A faithful copy of all the data is required; pictures should not be included.

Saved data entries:

· · · · ·

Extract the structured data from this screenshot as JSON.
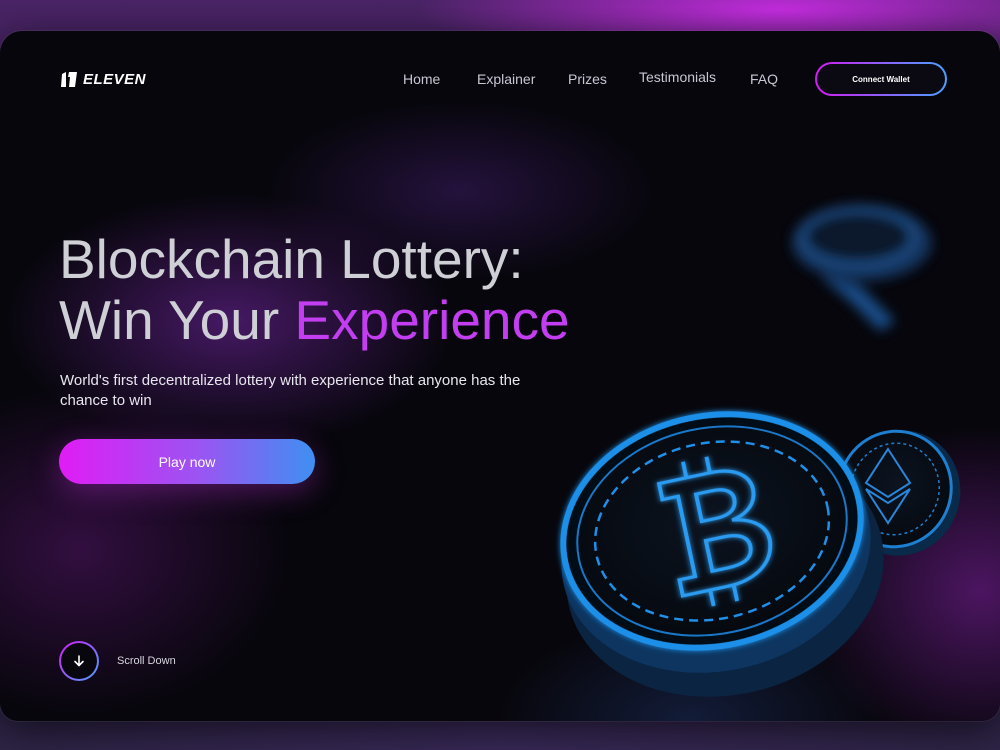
{
  "brand": {
    "name": "ELEVEN"
  },
  "nav": {
    "items": [
      {
        "label": "Home"
      },
      {
        "label": "Explainer"
      },
      {
        "label": "Prizes"
      },
      {
        "label": "Testimonials"
      },
      {
        "label": "FAQ"
      }
    ],
    "connect_label": "Connect Wallet"
  },
  "hero": {
    "title_line1": "Blockchain Lottery:",
    "title_line2_plain": "Win Your ",
    "title_line2_accent": "Experience",
    "subtitle": "World's first decentralized lottery with experience that anyone has the chance to win",
    "cta_label": "Play now"
  },
  "scroll": {
    "label": "Scroll Down"
  },
  "icons": {
    "logo": "eleven-logo-icon",
    "scroll": "arrow-down-icon",
    "coin_main": "bitcoin-coin-icon",
    "coin_side": "ethereum-coin-icon",
    "coin_blurred": "blurred-coin-icon"
  },
  "colors": {
    "accent": "#c23ef0",
    "gradient_start": "#e11cf5",
    "gradient_end": "#3f8ff2",
    "coin_blue": "#1e90e8"
  }
}
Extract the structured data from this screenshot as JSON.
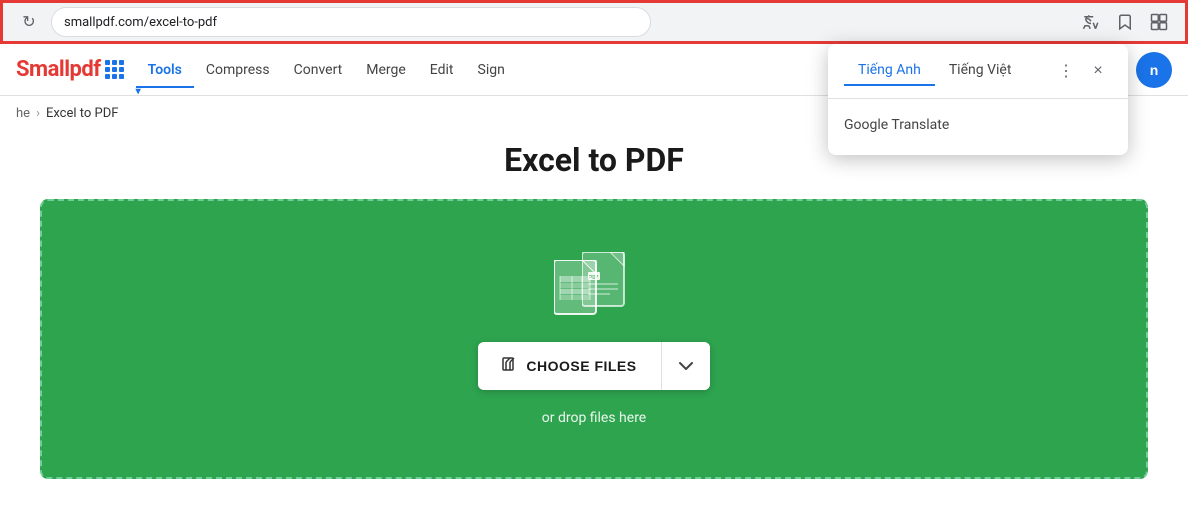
{
  "browser": {
    "url": "smallpdf.com/excel-to-pdf",
    "reload_icon": "↻",
    "translate_icon": "⬜",
    "bookmark_icon": "☆",
    "extensions_icon": "⊡"
  },
  "translate_popup": {
    "tab1": "Tiếng Anh",
    "tab2": "Tiếng Việt",
    "more_icon": "⋮",
    "close_icon": "×",
    "source_label": "Google Translate"
  },
  "navbar": {
    "logo": "Smallpdf",
    "tools_label": "Tools",
    "compress_label": "Compress",
    "convert_label": "Convert",
    "merge_label": "Merge",
    "edit_label": "Edit",
    "sign_label": "Sign",
    "login_label": "n"
  },
  "breadcrumb": {
    "home": "he",
    "separator": "›",
    "current": "Excel to PDF"
  },
  "main": {
    "title": "Excel to PDF",
    "choose_files_label": "CHOOSE FILES",
    "drop_text": "or drop files here"
  }
}
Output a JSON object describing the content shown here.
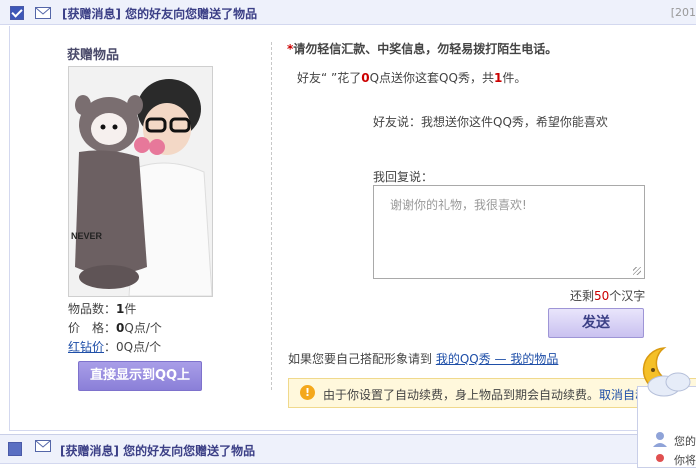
{
  "top_message": {
    "tag": "[获赠消息]",
    "title": "您的好友向您赠送了物品",
    "date": "[201"
  },
  "gift": {
    "section_title": "获赠物品",
    "photo_text": "NEVER",
    "count_label": "物品数：",
    "count_value": "1",
    "count_unit": "件",
    "price_label": "价　格：",
    "price_value": "0",
    "price_unit": "Q点/个",
    "diamond_label": "红钻价",
    "diamond_value": "：0Q点/个",
    "display_button": "直接显示到QQ上"
  },
  "right": {
    "warning_star": "*",
    "warning": "请勿轻信汇款、中奖信息，勿轻易拨打陌生电话。",
    "line1_prefix": "好友“ ”花了",
    "line1_amount": "0",
    "line1_mid": "Q点送你这套QQ秀，共",
    "line1_count": "1",
    "line1_suffix": "件。",
    "friend_said": "好友说：我想送你这件QQ秀，希望你能喜欢",
    "reply_label": "我回复说：",
    "reply_placeholder": "谢谢你的礼物，我很喜欢!",
    "remain_prefix": "还剩",
    "remain_count": "50",
    "remain_suffix": "个汉字",
    "send_button": "发送",
    "link_prefix": "如果您要自己搭配形象请到 ",
    "link_qqshow": "我的QQ秀 — 我的物品",
    "notice_icon": "!",
    "notice_text": "由于你设置了自动续费，身上物品到期会自动续费。",
    "notice_link": "取消自动"
  },
  "bottom_message": {
    "tag": "[获赠消息]",
    "title": "您的好友向您赠送了物品"
  },
  "popup": {
    "line1": "您的",
    "line2": "你将"
  }
}
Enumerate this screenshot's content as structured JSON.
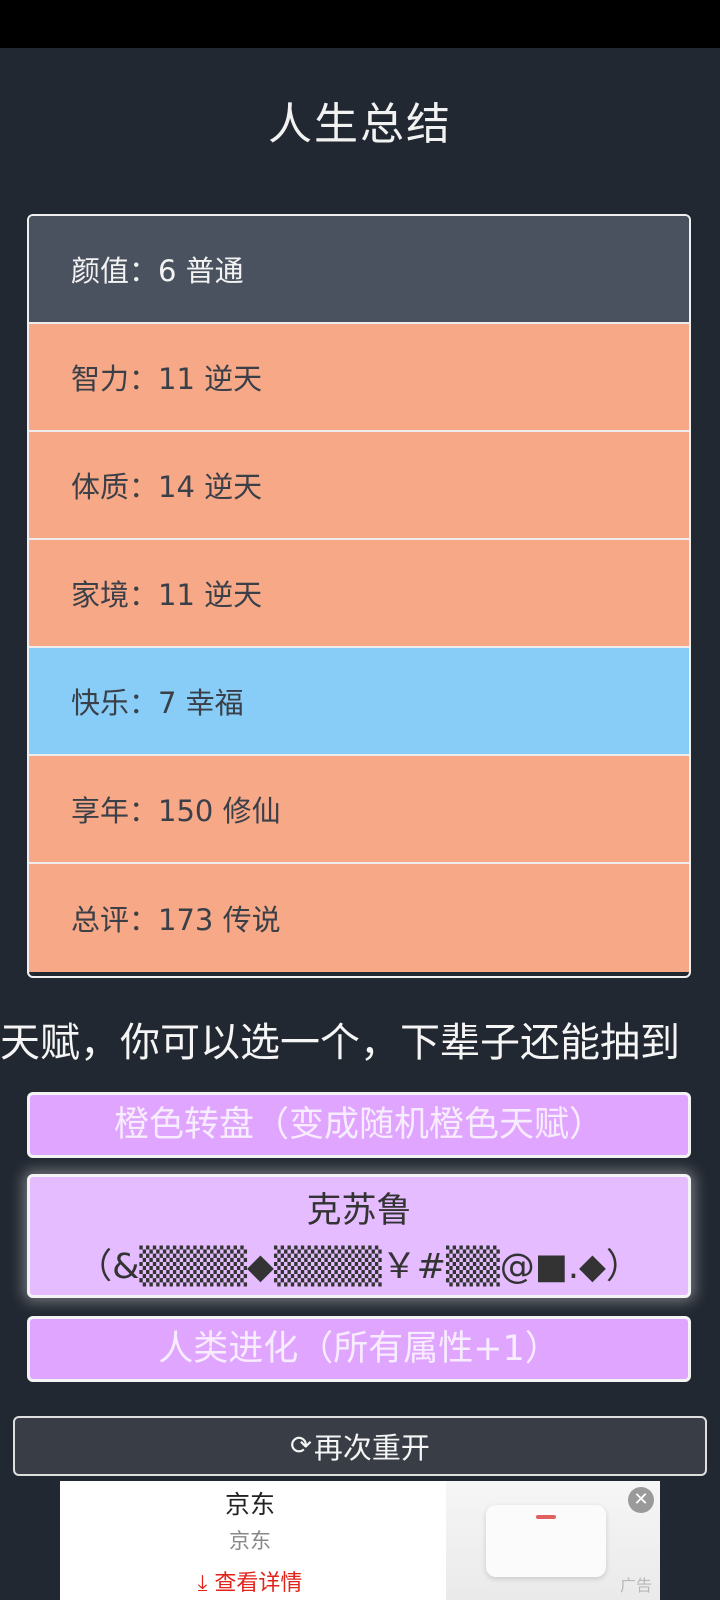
{
  "page": {
    "title": "人生总结"
  },
  "summary": {
    "rows": [
      {
        "label": "颜值：6 普通",
        "level": "gray"
      },
      {
        "label": "智力：11 逆天",
        "level": "orange"
      },
      {
        "label": "体质：14 逆天",
        "level": "orange"
      },
      {
        "label": "家境：11 逆天",
        "level": "orange"
      },
      {
        "label": "快乐：7 幸福",
        "level": "blue"
      },
      {
        "label": "享年：150 修仙",
        "level": "orange"
      },
      {
        "label": "总评：173 传说",
        "level": "orange"
      }
    ]
  },
  "talents": {
    "prompt": "天赋，你可以选一个，下辈子还能抽到",
    "options": [
      {
        "label": "橙色转盘（变成随机橙色天赋）",
        "selected": false
      },
      {
        "label_line1": "克苏鲁",
        "label_line2": "（&▒▒▒▒◆▒▒▒▒￥#▒▒@■.◆）",
        "selected": true
      },
      {
        "label": "人类进化（所有属性+1）",
        "selected": false
      }
    ]
  },
  "restart": {
    "icon": "refresh-icon",
    "label": "再次重开"
  },
  "ad": {
    "title": "京东",
    "subtitle": "京东",
    "cta": "查看详情",
    "cta_icon": "download-icon",
    "close_icon": "close-icon",
    "tag": "广告"
  },
  "colors": {
    "background": "#222831",
    "gray_row": "#4a525f",
    "orange_row": "#f6a887",
    "blue_row": "#87cdf7",
    "purple_talent": "#e0a6ff",
    "selected_talent": "#e4bcff"
  }
}
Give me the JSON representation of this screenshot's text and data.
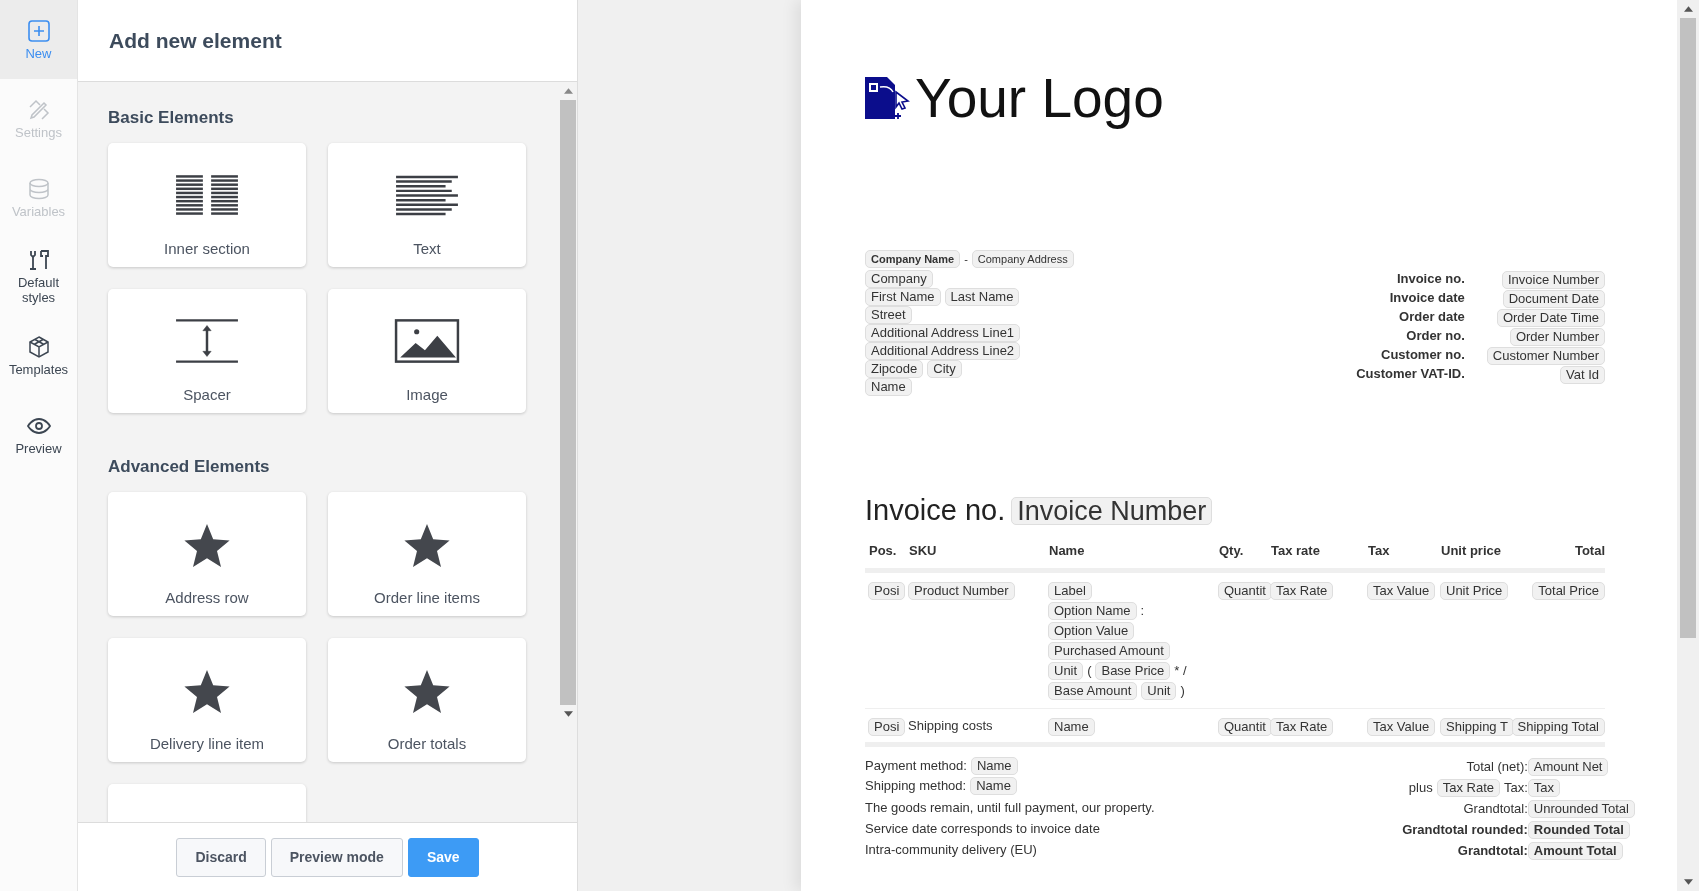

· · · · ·

__Expected answer__:
Extract the structured data from this screenshot as JSON.
{
  "brand": {
    "name": "ELEVEN"
  },
  "nav": {
    "items": [
      {
        "label": "Home"
      },
      {
        "label": "Explainer"
      },
      {
        "label": "Prizes"
      },
      {
        "label": "Testimonials"
      },
      {
        "label": "FAQ"
      }
    ],
    "connect_label": "Connect Wallet"
  },
  "hero": {
    "title_line1": "Blockchain Lottery:",
    "title_line2_plain": "Win Your ",
    "title_line2_accent": "Experience",
    "subtitle": "World's first decentralized lottery with experience that anyone has the chance to win",
    "cta_label": "Play now"
  },
  "scroll": {
    "label": "Scroll Down"
  },
  "icons": {
    "logo": "eleven-logo-icon",
    "scroll": "arrow-down-icon",
    "coin_main": "bitcoin-coin-icon",
    "coin_side": "ethereum-coin-icon",
    "coin_blurred": "blurred-coin-icon"
  },
  "colors": {
    "accent": "#c23ef0",
    "gradient_start": "#e11cf5",
    "gradient_end": "#3f8ff2",
    "coin_blue": "#1e90e8"
  }
}
Extract the structured data from this screenshot as JSON.
{
  "browser": {
    "url": "smallpdf.com/excel-to-pdf",
    "reload_icon": "↻",
    "translate_icon": "⬜",
    "bookmark_icon": "☆",
    "extensions_icon": "⊡"
  },
  "translate_popup": {
    "tab1": "Tiếng Anh",
    "tab2": "Tiếng Việt",
    "more_icon": "⋮",
    "close_icon": "×",
    "source_label": "Google Translate"
  },
  "navbar": {
    "logo": "Smallpdf",
    "tools_label": "Tools",
    "compress_label": "Compress",
    "convert_label": "Convert",
    "merge_label": "Merge",
    "edit_label": "Edit",
    "sign_label": "Sign",
    "login_label": "n"
  },
  "breadcrumb": {
    "home": "he",
    "separator": "›",
    "current": "Excel to PDF"
  },
  "main": {
    "title": "Excel to PDF",
    "choose_files_label": "CHOOSE FILES",
    "drop_text": "or drop files here"
  }
}
Output a JSON object describing the content shown here.
{
  "top_message": {
    "tag": "[获赠消息]",
    "title": "您的好友向您赠送了物品",
    "date": "[201"
  },
  "gift": {
    "section_title": "获赠物品",
    "photo_text": "NEVER",
    "count_label": "物品数：",
    "count_value": "1",
    "count_unit": "件",
    "price_label": "价　格：",
    "price_value": "0",
    "price_unit": "Q点/个",
    "diamond_label": "红钻价",
    "diamond_value": "：0Q点/个",
    "display_button": "直接显示到QQ上"
  },
  "right": {
    "warning_star": "*",
    "warning": "请勿轻信汇款、中奖信息，勿轻易拨打陌生电话。",
    "line1_prefix": "好友“ ”花了",
    "line1_amount": "0",
    "line1_mid": "Q点送你这套QQ秀，共",
    "line1_count": "1",
    "line1_suffix": "件。",
    "friend_said": "好友说：我想送你这件QQ秀，希望你能喜欢",
    "reply_label": "我回复说：",
    "reply_placeholder": "谢谢你的礼物，我很喜欢!",
    "remain_prefix": "还剩",
    "remain_count": "50",
    "remain_suffix": "个汉字",
    "send_button": "发送",
    "link_prefix": "如果您要自己搭配形象请到 ",
    "link_qqshow": "我的QQ秀 — 我的物品",
    "notice_icon": "!",
    "notice_text": "由于你设置了自动续费，身上物品到期会自动续费。",
    "notice_link": "取消自动"
  },
  "bottom_message": {
    "tag": "[获赠消息]",
    "title": "您的好友向您赠送了物品"
  },
  "popup": {
    "line1": "您的",
    "line2": "你将"
  }
}
Enumerate this screenshot's content as structured JSON.
{
  "page": {
    "title": "人生总结"
  },
  "summary": {
    "rows": [
      {
        "label": "颜值：6 普通",
        "level": "gray"
      },
      {
        "label": "智力：11 逆天",
        "level": "orange"
      },
      {
        "label": "体质：14 逆天",
        "level": "orange"
      },
      {
        "label": "家境：11 逆天",
        "level": "orange"
      },
      {
        "label": "快乐：7 幸福",
        "level": "blue"
      },
      {
        "label": "享年：150 修仙",
        "level": "orange"
      },
      {
        "label": "总评：173 传说",
        "level": "orange"
      }
    ]
  },
  "talents": {
    "prompt": "天赋，你可以选一个，下辈子还能抽到",
    "options": [
      {
        "label": "橙色转盘（变成随机橙色天赋）",
        "selected": false
      },
      {
        "label_line1": "克苏鲁",
        "label_line2": "（&▒▒▒▒◆▒▒▒▒￥#▒▒@■.◆）",
        "selected": true
      },
      {
        "label": "人类进化（所有属性+1）",
        "selected": false
      }
    ]
  },
  "restart": {
    "icon": "refresh-icon",
    "label": "再次重开"
  },
  "ad": {
    "title": "京东",
    "subtitle": "京东",
    "cta": "查看详情",
    "cta_icon": "download-icon",
    "close_icon": "close-icon",
    "tag": "广告"
  },
  "colors": {
    "background": "#222831",
    "gray_row": "#4a525f",
    "orange_row": "#f6a887",
    "blue_row": "#87cdf7",
    "purple_talent": "#e0a6ff",
    "selected_talent": "#e4bcff"
  }
}
Give me the JSON representation of this screenshot's text and data.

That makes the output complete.